■ **TASK ITEM**
Within the records that follow, find every line containing the string "private". Copy those lines.
━━━ RECORDS PROVIDED ━━━
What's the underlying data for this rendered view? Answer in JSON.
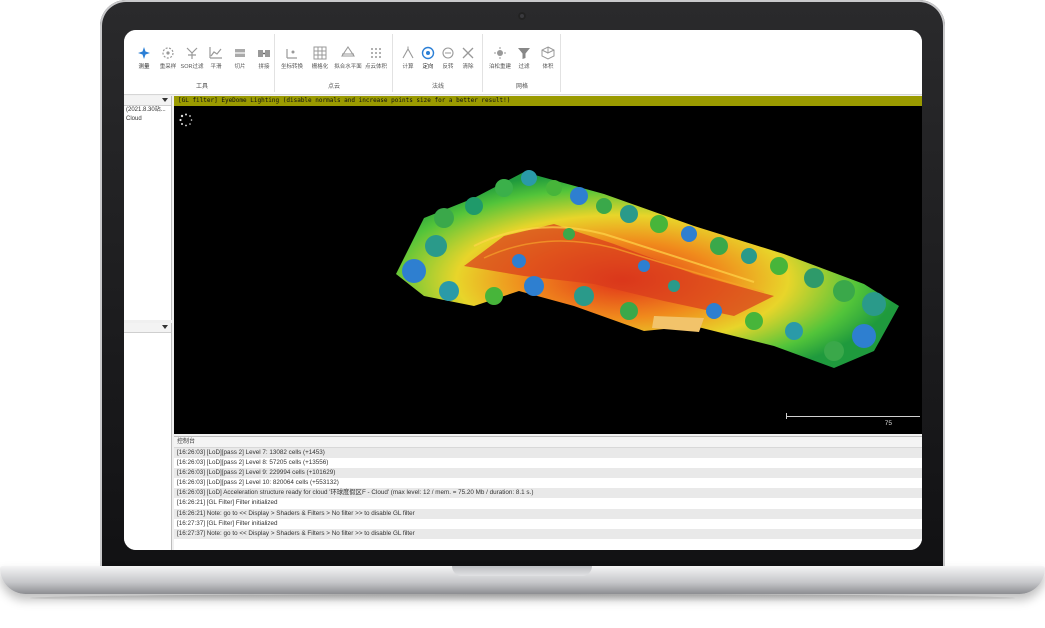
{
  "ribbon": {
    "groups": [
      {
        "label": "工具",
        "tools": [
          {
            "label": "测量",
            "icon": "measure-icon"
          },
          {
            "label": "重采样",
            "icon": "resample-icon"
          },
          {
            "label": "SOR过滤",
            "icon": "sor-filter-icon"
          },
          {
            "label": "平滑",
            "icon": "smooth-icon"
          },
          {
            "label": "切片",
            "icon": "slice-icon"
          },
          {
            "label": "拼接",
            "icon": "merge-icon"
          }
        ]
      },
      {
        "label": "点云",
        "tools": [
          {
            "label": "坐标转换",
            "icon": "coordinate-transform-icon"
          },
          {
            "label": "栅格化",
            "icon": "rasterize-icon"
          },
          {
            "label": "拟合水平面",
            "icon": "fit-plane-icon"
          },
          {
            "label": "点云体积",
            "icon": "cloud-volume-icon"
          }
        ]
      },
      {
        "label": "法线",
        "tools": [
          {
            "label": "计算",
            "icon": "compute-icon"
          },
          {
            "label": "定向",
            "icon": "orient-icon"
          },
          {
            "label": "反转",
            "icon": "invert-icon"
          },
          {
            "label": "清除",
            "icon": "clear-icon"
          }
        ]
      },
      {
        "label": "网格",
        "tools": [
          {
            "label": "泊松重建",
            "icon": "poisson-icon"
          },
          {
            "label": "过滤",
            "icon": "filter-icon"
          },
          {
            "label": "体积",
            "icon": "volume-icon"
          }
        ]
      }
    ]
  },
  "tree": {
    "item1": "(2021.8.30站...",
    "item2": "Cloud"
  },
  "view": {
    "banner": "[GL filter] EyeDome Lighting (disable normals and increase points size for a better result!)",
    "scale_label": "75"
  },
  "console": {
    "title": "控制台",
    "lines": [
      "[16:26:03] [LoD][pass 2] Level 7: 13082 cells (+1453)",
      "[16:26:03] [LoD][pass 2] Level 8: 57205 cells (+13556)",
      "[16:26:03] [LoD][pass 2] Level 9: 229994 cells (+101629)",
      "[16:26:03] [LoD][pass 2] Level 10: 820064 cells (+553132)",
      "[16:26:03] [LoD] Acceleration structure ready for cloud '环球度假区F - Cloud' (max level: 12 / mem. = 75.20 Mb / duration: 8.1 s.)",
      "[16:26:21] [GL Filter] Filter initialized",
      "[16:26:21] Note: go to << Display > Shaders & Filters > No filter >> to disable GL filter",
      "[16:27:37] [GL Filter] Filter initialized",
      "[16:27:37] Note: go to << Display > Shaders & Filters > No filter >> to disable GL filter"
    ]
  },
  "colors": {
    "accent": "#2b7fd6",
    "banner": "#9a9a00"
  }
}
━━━
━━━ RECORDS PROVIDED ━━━
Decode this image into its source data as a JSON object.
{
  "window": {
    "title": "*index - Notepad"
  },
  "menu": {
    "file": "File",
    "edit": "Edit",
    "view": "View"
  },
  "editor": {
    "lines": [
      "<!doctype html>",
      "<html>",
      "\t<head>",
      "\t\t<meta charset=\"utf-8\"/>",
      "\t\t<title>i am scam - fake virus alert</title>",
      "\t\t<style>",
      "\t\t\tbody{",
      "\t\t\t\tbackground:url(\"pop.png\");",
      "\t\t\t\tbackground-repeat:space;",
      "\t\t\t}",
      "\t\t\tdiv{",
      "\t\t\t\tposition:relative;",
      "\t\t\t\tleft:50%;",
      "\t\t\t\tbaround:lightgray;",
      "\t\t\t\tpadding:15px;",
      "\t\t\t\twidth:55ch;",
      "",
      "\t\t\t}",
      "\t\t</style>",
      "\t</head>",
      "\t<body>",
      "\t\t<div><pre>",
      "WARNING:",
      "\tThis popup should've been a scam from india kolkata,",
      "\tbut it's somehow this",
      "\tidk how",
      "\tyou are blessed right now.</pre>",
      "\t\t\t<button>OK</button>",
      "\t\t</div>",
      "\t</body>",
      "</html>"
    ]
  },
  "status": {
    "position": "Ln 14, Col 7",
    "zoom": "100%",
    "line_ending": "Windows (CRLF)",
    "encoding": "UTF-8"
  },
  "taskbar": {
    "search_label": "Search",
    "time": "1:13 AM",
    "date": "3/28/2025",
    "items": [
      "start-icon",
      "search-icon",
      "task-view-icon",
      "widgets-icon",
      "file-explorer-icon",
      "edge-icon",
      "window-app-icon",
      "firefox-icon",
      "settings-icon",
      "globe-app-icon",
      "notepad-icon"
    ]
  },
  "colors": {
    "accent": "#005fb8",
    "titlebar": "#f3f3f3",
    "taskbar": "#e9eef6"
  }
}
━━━
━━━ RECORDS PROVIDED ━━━
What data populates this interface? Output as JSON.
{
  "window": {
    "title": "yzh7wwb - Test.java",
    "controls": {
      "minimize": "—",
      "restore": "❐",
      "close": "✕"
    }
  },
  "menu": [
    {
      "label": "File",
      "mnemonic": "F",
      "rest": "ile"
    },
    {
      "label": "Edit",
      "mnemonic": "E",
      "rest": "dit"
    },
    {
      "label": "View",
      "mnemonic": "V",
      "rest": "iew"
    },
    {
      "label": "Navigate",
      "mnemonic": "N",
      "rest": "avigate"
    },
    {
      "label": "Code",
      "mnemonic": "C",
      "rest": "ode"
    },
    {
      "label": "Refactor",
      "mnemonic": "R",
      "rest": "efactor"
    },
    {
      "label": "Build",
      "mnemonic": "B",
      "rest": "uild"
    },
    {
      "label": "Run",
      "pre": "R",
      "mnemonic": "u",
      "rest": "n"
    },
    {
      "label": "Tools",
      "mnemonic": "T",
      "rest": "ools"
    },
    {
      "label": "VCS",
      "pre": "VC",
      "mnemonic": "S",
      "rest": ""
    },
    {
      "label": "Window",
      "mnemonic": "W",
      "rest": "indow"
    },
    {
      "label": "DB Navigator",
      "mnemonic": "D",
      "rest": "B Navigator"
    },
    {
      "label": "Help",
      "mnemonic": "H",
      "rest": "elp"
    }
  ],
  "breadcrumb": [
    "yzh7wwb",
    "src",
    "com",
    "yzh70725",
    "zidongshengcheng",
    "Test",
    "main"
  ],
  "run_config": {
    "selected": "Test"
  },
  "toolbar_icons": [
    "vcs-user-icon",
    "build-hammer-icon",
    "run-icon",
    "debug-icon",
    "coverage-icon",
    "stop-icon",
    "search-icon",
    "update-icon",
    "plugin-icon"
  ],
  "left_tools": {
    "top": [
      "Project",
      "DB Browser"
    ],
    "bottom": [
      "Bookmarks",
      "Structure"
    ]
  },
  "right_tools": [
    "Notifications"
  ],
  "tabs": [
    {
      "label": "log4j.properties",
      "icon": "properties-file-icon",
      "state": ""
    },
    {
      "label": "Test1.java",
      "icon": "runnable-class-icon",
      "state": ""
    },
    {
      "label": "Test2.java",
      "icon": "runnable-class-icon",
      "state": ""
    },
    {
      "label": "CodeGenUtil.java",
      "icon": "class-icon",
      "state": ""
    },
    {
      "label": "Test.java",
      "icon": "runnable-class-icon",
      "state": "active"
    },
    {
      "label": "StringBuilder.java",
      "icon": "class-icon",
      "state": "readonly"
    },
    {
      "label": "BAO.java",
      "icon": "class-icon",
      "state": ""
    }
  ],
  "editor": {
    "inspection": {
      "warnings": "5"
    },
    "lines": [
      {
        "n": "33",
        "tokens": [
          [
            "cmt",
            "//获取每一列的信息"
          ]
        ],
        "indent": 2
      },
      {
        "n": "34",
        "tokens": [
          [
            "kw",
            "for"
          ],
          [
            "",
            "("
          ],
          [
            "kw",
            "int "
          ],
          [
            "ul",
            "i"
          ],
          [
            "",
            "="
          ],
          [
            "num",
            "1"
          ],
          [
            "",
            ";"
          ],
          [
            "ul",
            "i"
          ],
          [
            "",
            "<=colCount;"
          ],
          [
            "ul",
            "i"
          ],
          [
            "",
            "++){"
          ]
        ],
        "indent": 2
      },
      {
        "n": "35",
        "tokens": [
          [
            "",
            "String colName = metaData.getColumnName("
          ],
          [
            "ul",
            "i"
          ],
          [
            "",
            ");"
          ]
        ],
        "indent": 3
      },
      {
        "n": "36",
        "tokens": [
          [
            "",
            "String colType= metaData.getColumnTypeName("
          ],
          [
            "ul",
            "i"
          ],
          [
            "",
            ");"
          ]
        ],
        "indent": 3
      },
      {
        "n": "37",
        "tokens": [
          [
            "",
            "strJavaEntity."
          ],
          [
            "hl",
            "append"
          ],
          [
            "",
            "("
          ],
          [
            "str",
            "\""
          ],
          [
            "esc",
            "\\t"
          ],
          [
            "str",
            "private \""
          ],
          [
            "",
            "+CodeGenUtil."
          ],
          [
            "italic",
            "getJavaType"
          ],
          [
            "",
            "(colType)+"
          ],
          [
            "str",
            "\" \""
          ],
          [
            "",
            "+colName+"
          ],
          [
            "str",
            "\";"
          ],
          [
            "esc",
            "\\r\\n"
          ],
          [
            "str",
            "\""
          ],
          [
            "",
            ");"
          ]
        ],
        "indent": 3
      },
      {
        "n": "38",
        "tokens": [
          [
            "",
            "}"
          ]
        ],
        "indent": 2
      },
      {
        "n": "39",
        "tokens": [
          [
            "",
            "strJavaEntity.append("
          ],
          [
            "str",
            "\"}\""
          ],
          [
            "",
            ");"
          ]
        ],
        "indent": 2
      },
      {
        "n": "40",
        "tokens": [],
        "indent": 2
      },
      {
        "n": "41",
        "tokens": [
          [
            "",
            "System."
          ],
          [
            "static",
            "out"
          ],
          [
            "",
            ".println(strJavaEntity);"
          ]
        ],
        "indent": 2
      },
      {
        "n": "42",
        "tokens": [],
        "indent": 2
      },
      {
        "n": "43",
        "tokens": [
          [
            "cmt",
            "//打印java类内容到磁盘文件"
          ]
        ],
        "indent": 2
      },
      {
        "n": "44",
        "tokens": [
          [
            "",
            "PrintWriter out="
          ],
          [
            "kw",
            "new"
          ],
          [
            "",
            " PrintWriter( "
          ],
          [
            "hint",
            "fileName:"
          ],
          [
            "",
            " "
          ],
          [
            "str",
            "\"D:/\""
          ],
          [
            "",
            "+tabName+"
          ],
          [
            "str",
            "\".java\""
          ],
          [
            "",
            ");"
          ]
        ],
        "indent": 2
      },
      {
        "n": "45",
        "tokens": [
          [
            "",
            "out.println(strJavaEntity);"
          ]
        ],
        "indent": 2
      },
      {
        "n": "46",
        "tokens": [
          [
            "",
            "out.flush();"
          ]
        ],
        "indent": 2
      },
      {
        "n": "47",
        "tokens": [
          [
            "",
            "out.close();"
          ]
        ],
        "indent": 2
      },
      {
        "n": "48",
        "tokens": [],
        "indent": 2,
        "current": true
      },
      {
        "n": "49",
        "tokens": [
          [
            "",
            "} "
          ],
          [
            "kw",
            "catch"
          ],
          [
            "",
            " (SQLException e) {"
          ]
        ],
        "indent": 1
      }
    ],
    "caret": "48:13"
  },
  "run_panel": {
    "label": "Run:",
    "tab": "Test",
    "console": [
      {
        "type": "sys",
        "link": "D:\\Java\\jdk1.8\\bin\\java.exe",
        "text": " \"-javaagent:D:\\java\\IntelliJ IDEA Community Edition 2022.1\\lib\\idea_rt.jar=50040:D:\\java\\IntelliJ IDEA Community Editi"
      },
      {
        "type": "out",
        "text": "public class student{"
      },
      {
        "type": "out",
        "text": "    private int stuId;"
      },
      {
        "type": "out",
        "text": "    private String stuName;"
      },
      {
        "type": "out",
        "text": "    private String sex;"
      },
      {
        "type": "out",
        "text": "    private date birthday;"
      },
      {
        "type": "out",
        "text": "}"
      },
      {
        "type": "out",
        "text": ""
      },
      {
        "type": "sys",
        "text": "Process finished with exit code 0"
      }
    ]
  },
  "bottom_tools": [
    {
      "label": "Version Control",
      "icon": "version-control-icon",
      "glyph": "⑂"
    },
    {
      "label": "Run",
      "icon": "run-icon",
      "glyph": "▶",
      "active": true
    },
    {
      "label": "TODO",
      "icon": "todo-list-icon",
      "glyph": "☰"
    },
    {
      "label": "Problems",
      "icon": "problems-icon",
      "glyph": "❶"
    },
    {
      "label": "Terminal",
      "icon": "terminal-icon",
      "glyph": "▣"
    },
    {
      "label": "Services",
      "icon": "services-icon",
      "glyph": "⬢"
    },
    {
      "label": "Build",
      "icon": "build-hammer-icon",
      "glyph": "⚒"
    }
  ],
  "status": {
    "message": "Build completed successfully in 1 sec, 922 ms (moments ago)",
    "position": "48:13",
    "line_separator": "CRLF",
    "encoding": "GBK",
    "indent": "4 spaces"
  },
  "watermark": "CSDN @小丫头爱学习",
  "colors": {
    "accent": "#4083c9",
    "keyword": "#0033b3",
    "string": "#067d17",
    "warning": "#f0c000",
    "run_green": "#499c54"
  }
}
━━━
■ **RESPONSE BOX**
            "private \""
        "text": "    private int stuId;"
        "text": "    private String stuName;"
        "text": "    private String sex;"
        "text": "    private date birthday;"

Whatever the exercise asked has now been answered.